As a political matter, what the bishops and other conservative Christians need to recognize is that they have a better chance of preserving the religious freedom of their institutions if they do not continue to demand this "heads I win; tails you lose" approach to same-sex marriage. The Mormons and other conservative believers built a relationship with LGBTQ rights' groups, heard their concerns, found a workable compromise and de-escalated the conflict. I suspect those same LGBTQ rights groups will be less likely to challenge them in the future, but they will see in the Catholic Church a tempting target for litigation.
What both the Supreme Court case and the bill making its way to President Joe Biden's desk show is the degree to which same-sex marriage is still a contested battlefield in the culture wars. In The Washington Post, columnist David Von Drehle argues that the GOP's current problems date back to the candidacy of Pat Buchanan in 1992, followed by the speakership of Newt Gingrich. There is much to Von Drehle's thesis. He notes that in the five elections between 1972 and 1988, the GOP captured 2,200 electoral college votes to the Democrats' 487. Then it all changed and the GOP has only won a majority of the popular vote once, in 2004, since 1992.
Concurrent with that partisan dynamic, however, has been the continued rise in acceptance for same-sex marriage. At Yahoo News, Senior Editor Mike Bebernes looks at how Americans did a 360 on the issue of same-sex marriage. Bill Clinton signed the Defense of Marriage Act and Barack Obama did not announce his support for same-sex marriage until 2012. Now? Immigration reform couldn't get 12 Republican votes in the Senate, but the Respect for Marriage Act did.
Why, then, are some religious believers still willing to fight and die on a hill that is in the rearview mirror for most Americans? Same-sex marriage, like abortion, has assumed a totemic status in our culture. Some people see evidence of cultural decline — which is always evident, because cultures are always declining and growing at the same time — and they locate the start of the decline that worries them with the sexual revolution. It is not an insane view. Others view the rise of nativist populism as evidence of cultural decline.
What is more, sexual morality really is a large part of Christian ethics and always has been. An obsession with sexual purity as an indicator of religious fidelity is also often a hallmark of heretics, from the Gnostics to the Jansenists. These things are complicated.
Cui bono? This is the question that should always be asked first in culture war fights. In both these cases, the people who benefit are the professional culture warriors. Whether they work at the Becket Fund or at the Human Rights Campaign, lawyers look for clients to bring cases, and bills to be introduced, that will advance their cause, no matter how unnecessary. The concern about the future of same-sex marriage because of an off-hand remark in Justice Clarence Thomas' concurring opinion in the Dobbs v. Jackson Women's Health Organization decision overlooks two large facts: No other justice signed Thomas' opinion and Justice Neil Gorsuch is friendly to LGBTQ concerns, as seen in his vote on a major workplace discrimination suit. Meanwhile, both sides in the culture wars continue to raise money by whipping up controversy.
There is a deeper lesson here.

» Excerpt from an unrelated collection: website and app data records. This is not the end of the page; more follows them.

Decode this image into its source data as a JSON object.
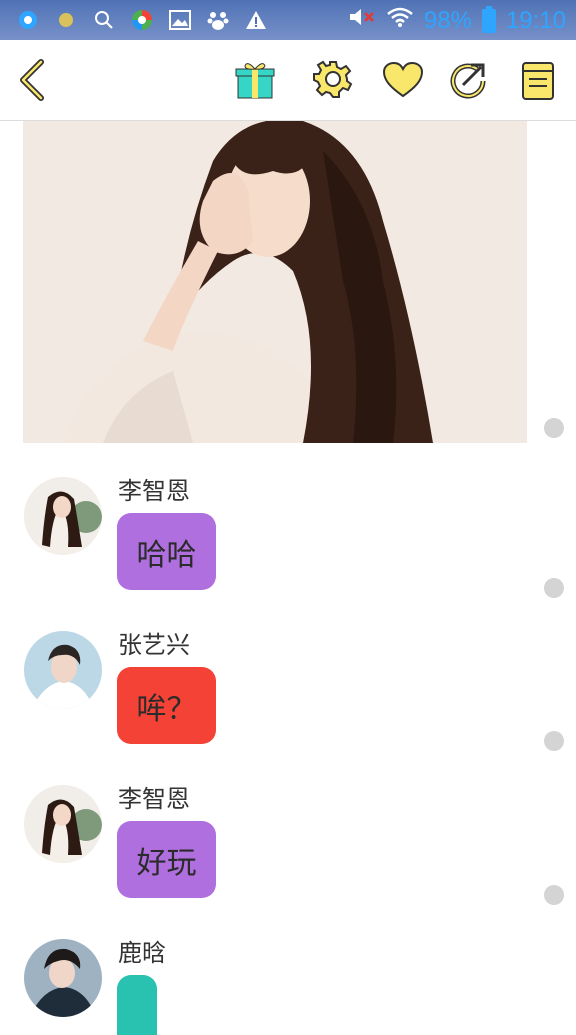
{
  "status_bar": {
    "battery_percent": "98%",
    "time": "19:10",
    "icons": [
      "browser-icon",
      "dot-icon",
      "search-icon",
      "colorwheel-icon",
      "gallery-icon",
      "paw-icon",
      "warning-icon",
      "mute-icon",
      "wifi-icon",
      "battery-icon"
    ]
  },
  "toolbar": {
    "icons": [
      "back-icon",
      "gift-icon",
      "settings-icon",
      "heart-icon",
      "share-icon",
      "notes-icon"
    ],
    "accent": "#f8e76a"
  },
  "messages": [
    {
      "sender": "李智恩",
      "text": "哈哈",
      "bubble_color": "#b06fdf"
    },
    {
      "sender": "张艺兴",
      "text": "哞？",
      "bubble_color": "#f44336"
    },
    {
      "sender": "李智恩",
      "text": "好玩",
      "bubble_color": "#b06fdf"
    },
    {
      "sender": "鹿晗",
      "text": "",
      "bubble_color": "#29c2b0"
    }
  ]
}
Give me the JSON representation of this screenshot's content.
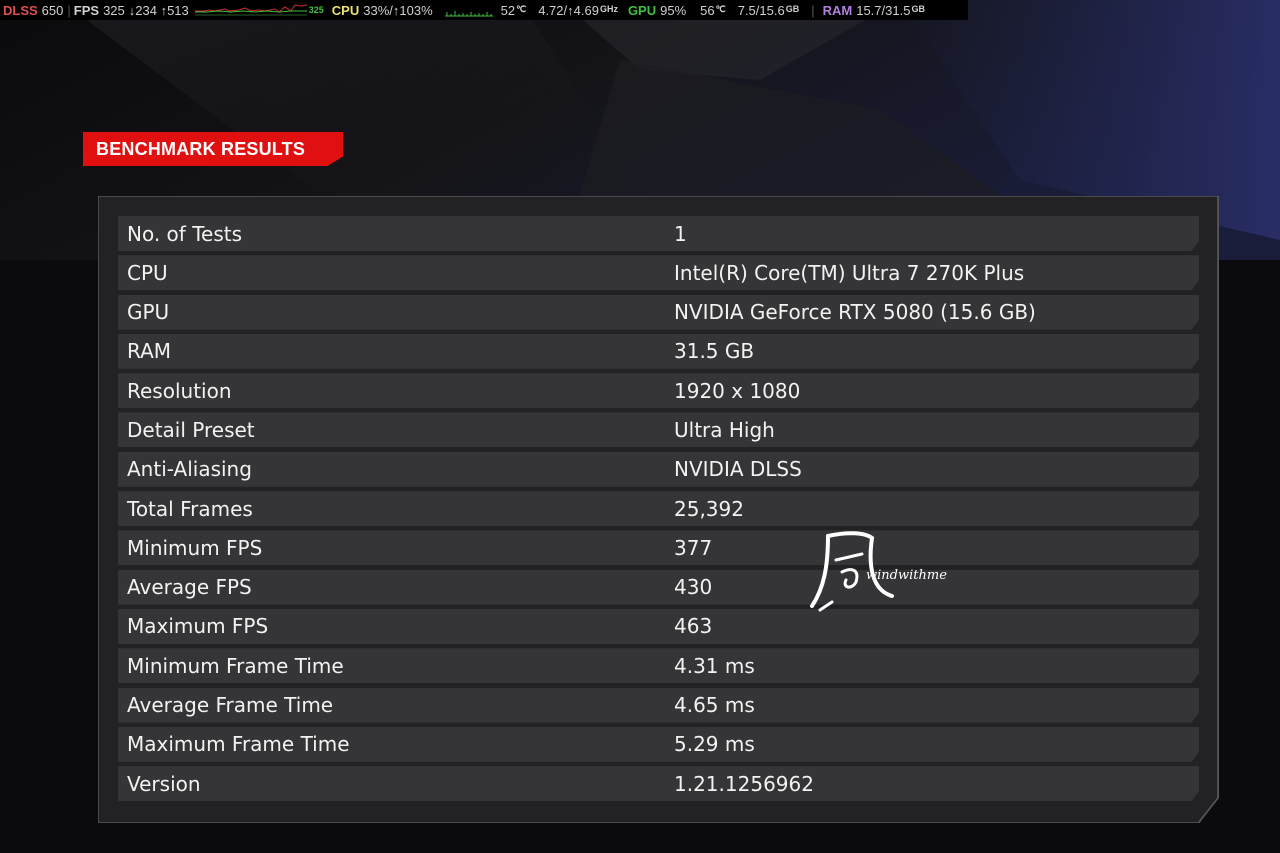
{
  "osd": {
    "dlss_label": "DLSS",
    "dlss_value": "650",
    "fps_label": "FPS",
    "fps_value": "325",
    "fps_low_high": "↓234 ↑513",
    "fps_graph_value": "325",
    "cpu_label": "CPU",
    "cpu_value": "33%/↑103%",
    "cpu_temp": "52",
    "cpu_temp_unit": "℃",
    "cpu_clock": "4.72/↑4.69",
    "cpu_clock_unit": "GHz",
    "gpu_label": "GPU",
    "gpu_value": "95%",
    "gpu_temp": "56",
    "gpu_temp_unit": "℃",
    "gpu_mem": "7.5/15.6",
    "gpu_mem_unit": "GB",
    "separator": "|",
    "ram_label": "RAM",
    "ram_value": "15.7/31.5",
    "ram_unit": "GB"
  },
  "title": "BENCHMARK RESULTS",
  "results": [
    {
      "label": "No. of Tests",
      "value": "1"
    },
    {
      "label": "CPU",
      "value": "Intel(R) Core(TM) Ultra 7 270K Plus"
    },
    {
      "label": "GPU",
      "value": "NVIDIA GeForce RTX 5080 (15.6 GB)"
    },
    {
      "label": "RAM",
      "value": "31.5 GB"
    },
    {
      "label": "Resolution",
      "value": "1920 x 1080"
    },
    {
      "label": "Detail Preset",
      "value": "Ultra High"
    },
    {
      "label": "Anti-Aliasing",
      "value": "NVIDIA DLSS"
    },
    {
      "label": "Total Frames",
      "value": "25,392"
    },
    {
      "label": "Minimum FPS",
      "value": "377"
    },
    {
      "label": "Average FPS",
      "value": "430"
    },
    {
      "label": "Maximum FPS",
      "value": "463"
    },
    {
      "label": "Minimum Frame Time",
      "value": "4.31 ms"
    },
    {
      "label": "Average Frame Time",
      "value": "4.65 ms"
    },
    {
      "label": "Maximum Frame Time",
      "value": "5.29 ms"
    },
    {
      "label": "Version",
      "value": "1.21.1256962"
    }
  ],
  "watermark": {
    "glyph": "風",
    "text": "windwithme"
  },
  "colors": {
    "accent_red": "#e01010",
    "panel_bg": "#222224",
    "row_bg": "#353537",
    "text": "#f2f2f2"
  }
}
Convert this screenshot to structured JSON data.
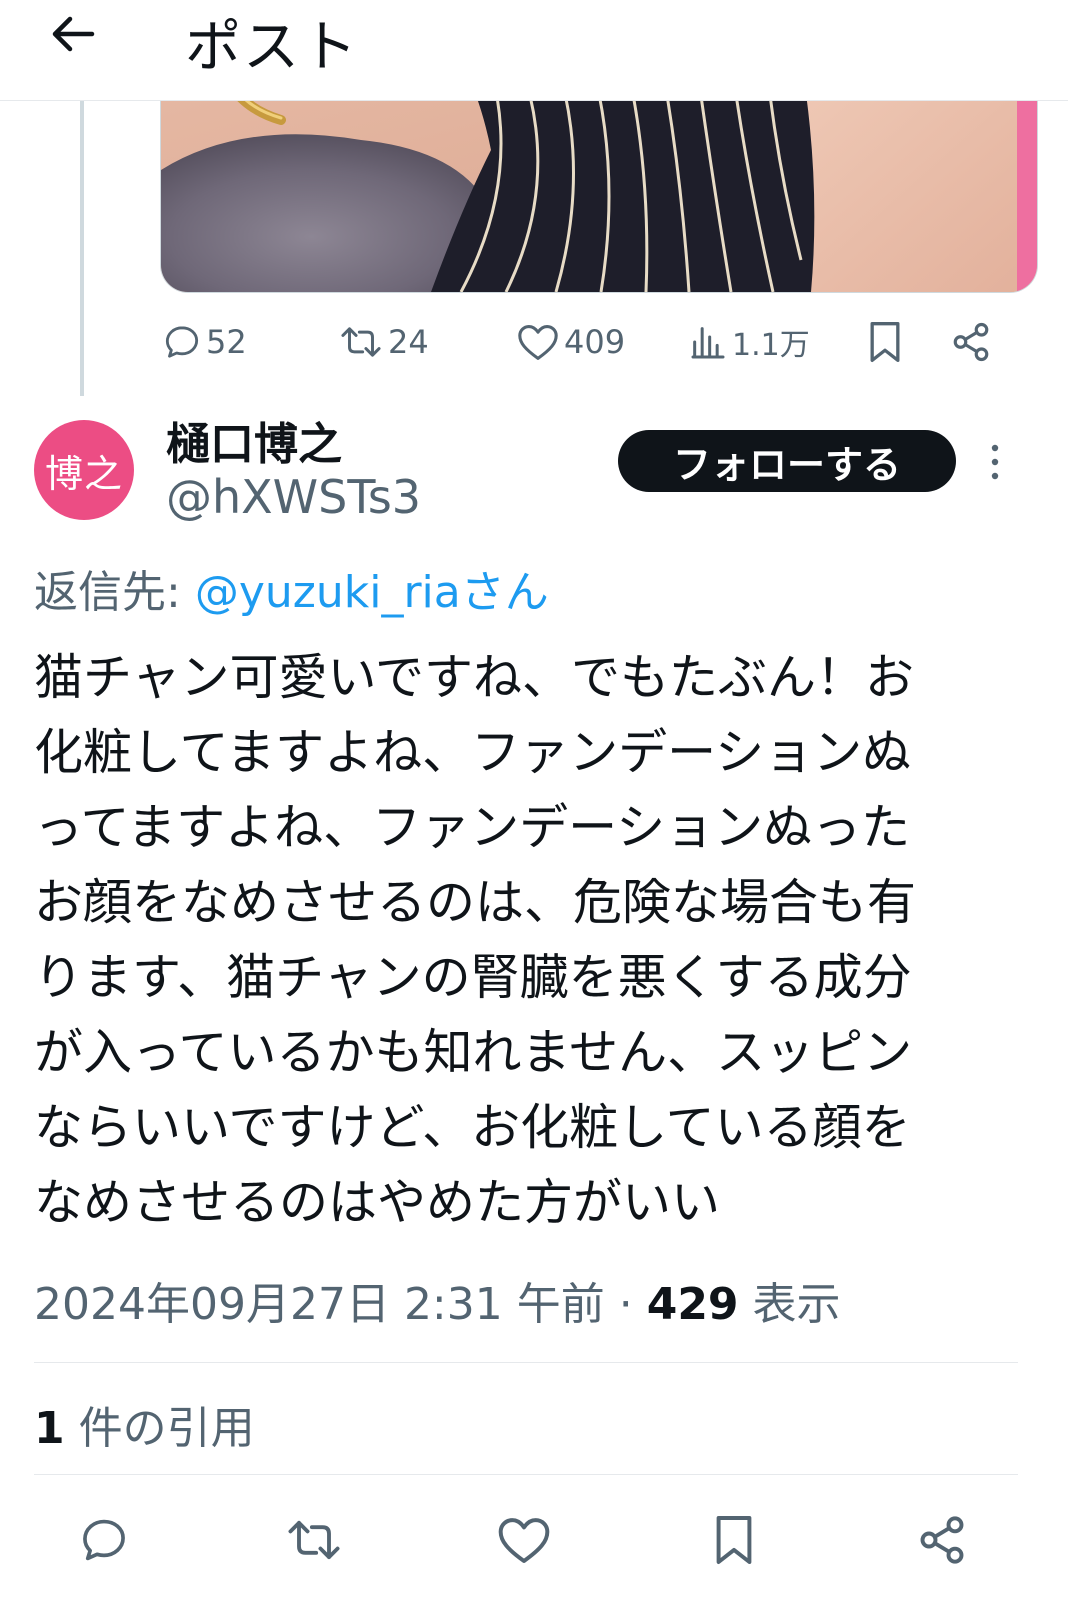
{
  "header": {
    "title": "ポスト",
    "back_icon": "arrow-left-icon"
  },
  "parent_post": {
    "stats": {
      "replies": "52",
      "reposts": "24",
      "likes": "409",
      "views": "1.1万"
    }
  },
  "reply": {
    "author": {
      "display_name": "樋口博之",
      "handle": "@hXWSTs3",
      "avatar_text": "博之",
      "avatar_color": "#ec4d84"
    },
    "follow_label": "フォローする",
    "reply_to_label": "返信先:",
    "reply_to_mention": "@yuzuki_riaさん",
    "text_lines": [
      "猫チャン可愛いですね、でもたぶん！お",
      "化粧してますよね、ファンデーションぬ",
      "ってますよね、ファンデーションぬった",
      "お顔をなめさせるのは、危険な場合も有",
      "ります、猫チャンの腎臓を悪くする成分",
      "が入っているかも知れません、スッピン",
      "ならいいですけど、お化粧している顔を",
      "なめさせるのはやめた方がいい"
    ],
    "timestamp": "2024年09月27日 2:31 午前",
    "separator": " · ",
    "views_count": "429",
    "views_label": " 表示",
    "quotes_count": "1",
    "quotes_label": " 件の引用"
  },
  "colors": {
    "accent": "#1d9bf0",
    "text_primary": "#0f1419",
    "text_secondary": "#536471",
    "border": "#cfd9de"
  }
}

Looking to politics to resolve cultural disputes comes with a cost, not least because you end up investing the political order with more power than that with which a liberal should feel comfortable. The Bill of Rights stands athwart any effort by the government to encroach too much on personal liberties, even when the encroachment is the result of a pursuit of justice. Opposition to same-sex marriage has been evaporating. Among some conservative Christians, that evaporation is very slow, but I think it is inevitable. We shouldn't be willing to toss the First Amendment overboard to accelerate it.